-- What is expected --
Each record below is to be output with no change at all.
%%
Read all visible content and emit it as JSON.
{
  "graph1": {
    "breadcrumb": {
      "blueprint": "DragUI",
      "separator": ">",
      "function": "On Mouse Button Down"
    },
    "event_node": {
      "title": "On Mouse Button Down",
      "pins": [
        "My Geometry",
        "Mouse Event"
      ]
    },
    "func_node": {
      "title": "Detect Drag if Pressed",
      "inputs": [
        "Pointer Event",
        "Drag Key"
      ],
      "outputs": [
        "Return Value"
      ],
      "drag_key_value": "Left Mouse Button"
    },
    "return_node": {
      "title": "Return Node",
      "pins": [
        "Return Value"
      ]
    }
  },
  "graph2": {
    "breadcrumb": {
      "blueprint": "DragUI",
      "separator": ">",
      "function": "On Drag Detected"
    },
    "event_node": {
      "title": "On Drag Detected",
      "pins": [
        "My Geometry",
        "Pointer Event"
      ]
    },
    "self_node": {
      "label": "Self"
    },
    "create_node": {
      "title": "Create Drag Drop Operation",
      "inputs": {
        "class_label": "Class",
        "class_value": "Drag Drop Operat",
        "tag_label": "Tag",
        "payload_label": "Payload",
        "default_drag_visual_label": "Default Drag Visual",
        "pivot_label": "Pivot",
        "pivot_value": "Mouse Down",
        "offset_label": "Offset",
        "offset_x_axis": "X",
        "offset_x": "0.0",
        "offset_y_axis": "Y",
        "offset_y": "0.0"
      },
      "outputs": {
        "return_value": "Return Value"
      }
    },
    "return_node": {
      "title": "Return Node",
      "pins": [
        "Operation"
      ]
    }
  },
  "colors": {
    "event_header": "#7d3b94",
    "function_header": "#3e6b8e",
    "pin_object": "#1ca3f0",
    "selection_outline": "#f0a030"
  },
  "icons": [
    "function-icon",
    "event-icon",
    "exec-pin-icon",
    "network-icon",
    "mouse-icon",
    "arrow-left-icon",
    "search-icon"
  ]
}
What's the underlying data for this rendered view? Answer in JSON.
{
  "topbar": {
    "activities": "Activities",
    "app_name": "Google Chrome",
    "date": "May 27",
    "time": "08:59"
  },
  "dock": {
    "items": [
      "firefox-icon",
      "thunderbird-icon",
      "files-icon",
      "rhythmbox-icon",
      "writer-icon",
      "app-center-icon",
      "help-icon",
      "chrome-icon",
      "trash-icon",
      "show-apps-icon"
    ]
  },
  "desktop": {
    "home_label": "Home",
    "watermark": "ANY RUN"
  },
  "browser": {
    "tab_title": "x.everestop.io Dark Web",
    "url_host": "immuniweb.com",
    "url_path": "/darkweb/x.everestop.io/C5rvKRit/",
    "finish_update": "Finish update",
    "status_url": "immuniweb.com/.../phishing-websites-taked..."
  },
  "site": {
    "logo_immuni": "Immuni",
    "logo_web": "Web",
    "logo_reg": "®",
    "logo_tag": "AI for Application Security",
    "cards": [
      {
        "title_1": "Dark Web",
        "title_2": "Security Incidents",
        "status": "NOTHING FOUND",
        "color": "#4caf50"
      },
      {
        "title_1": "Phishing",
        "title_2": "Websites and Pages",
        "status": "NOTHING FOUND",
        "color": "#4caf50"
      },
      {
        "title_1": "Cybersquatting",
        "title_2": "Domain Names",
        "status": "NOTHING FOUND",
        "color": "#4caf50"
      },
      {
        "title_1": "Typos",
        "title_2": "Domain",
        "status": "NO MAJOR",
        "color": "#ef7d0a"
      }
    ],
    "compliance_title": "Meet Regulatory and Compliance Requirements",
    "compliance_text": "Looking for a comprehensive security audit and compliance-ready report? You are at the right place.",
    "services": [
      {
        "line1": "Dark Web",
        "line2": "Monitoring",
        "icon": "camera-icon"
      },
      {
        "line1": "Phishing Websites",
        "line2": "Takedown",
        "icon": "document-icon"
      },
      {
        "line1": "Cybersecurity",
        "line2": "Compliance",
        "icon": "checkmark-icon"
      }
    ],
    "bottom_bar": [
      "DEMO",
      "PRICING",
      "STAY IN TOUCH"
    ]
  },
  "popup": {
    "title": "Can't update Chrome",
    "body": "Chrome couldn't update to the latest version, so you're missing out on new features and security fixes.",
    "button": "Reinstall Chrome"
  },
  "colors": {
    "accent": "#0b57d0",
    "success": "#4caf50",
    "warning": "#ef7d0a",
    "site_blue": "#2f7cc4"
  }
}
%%
-- Result of this exercise --
Read all visible content and emit it as JSON.
{
  "graph1": {
    "breadcrumb": {
      "blueprint": "DragUI",
      "separator": ">",
      "function": "On Mouse Button Down"
    },
    "event_node": {
      "title": "On Mouse Button Down",
      "pins": [
        "My Geometry",
        "Mouse Event"
      ]
    },
    "func_node": {
      "title": "Detect Drag if Pressed",
      "inputs": [
        "Pointer Event",
        "Drag Key"
      ],
      "outputs": [
        "Return Value"
      ],
      "drag_key_value": "Left Mouse Button"
    },
    "return_node": {
      "title": "Return Node",
      "pins": [
        "Return Value"
      ]
    }
  },
  "graph2": {
    "breadcrumb": {
      "blueprint": "DragUI",
      "separator": ">",
      "function": "On Drag Detected"
    },
    "event_node": {
      "title": "On Drag Detected",
      "pins": [
        "My Geometry",
        "Pointer Event"
      ]
    },
    "self_node": {
      "label": "Self"
    },
    "create_node": {
      "title": "Create Drag Drop Operation",
      "inputs": {
        "class_label": "Class",
        "class_value": "Drag Drop Operat",
        "tag_label": "Tag",
        "payload_label": "Payload",
        "default_drag_visual_label": "Default Drag Visual",
        "pivot_label": "Pivot",
        "pivot_value": "Mouse Down",
        "offset_label": "Offset",
        "offset_x_axis": "X",
        "offset_x": "0.0",
        "offset_y_axis": "Y",
        "offset_y": "0.0"
      },
      "outputs": {
        "return_value": "Return Value"
      }
    },
    "return_node": {
      "title": "Return Node",
      "pins": [
        "Operation"
      ]
    }
  },
  "colors": {
    "event_header": "#7d3b94",
    "function_header": "#3e6b8e",
    "pin_object": "#1ca3f0",
    "selection_outline": "#f0a030"
  },
  "icons": [
    "function-icon",
    "event-icon",
    "exec-pin-icon",
    "network-icon",
    "mouse-icon",
    "arrow-left-icon",
    "search-icon"
  ]
}
What's the underlying data for this rendered view? Answer in JSON.
{
  "topbar": {
    "activities": "Activities",
    "app_name": "Google Chrome",
    "date": "May 27",
    "time": "08:59"
  },
  "dock": {
    "items": [
      "firefox-icon",
      "thunderbird-icon",
      "files-icon",
      "rhythmbox-icon",
      "writer-icon",
      "app-center-icon",
      "help-icon",
      "chrome-icon",
      "trash-icon",
      "show-apps-icon"
    ]
  },
  "desktop": {
    "home_label": "Home",
    "watermark": "ANY RUN"
  },
  "browser": {
    "tab_title": "x.everestop.io Dark Web",
    "url_host": "immuniweb.com",
    "url_path": "/darkweb/x.everestop.io/C5rvKRit/",
    "finish_update": "Finish update",
    "status_url": "immuniweb.com/.../phishing-websites-taked..."
  },
  "site": {
    "logo_immuni": "Immuni",
    "logo_web": "Web",
    "logo_reg": "®",
    "logo_tag": "AI for Application Security",
    "cards": [
      {
        "title_1": "Dark Web",
        "title_2": "Security Incidents",
        "status": "NOTHING FOUND",
        "color": "#4caf50"
      },
      {
        "title_1": "Phishing",
        "title_2": "Websites and Pages",
        "status": "NOTHING FOUND",
        "color": "#4caf50"
      },
      {
        "title_1": "Cybersquatting",
        "title_2": "Domain Names",
        "status": "NOTHING FOUND",
        "color": "#4caf50"
      },
      {
        "title_1": "Typos",
        "title_2": "Domain",
        "status": "NO MAJOR",
        "color": "#ef7d0a"
      }
    ],
    "compliance_title": "Meet Regulatory and Compliance Requirements",
    "compliance_text": "Looking for a comprehensive security audit and compliance-ready report? You are at the right place.",
    "services": [
      {
        "line1": "Dark Web",
        "line2": "Monitoring",
        "icon": "camera-icon"
      },
      {
        "line1": "Phishing Websites",
        "line2": "Takedown",
        "icon": "document-icon"
      },
      {
        "line1": "Cybersecurity",
        "line2": "Compliance",
        "icon": "checkmark-icon"
      }
    ],
    "bottom_bar": [
      "DEMO",
      "PRICING",
      "STAY IN TOUCH"
    ]
  },
  "popup": {
    "title": "Can't update Chrome",
    "body": "Chrome couldn't update to the latest version, so you're missing out on new features and security fixes.",
    "button": "Reinstall Chrome"
  },
  "colors": {
    "accent": "#0b57d0",
    "success": "#4caf50",
    "warning": "#ef7d0a",
    "site_blue": "#2f7cc4"
  }
}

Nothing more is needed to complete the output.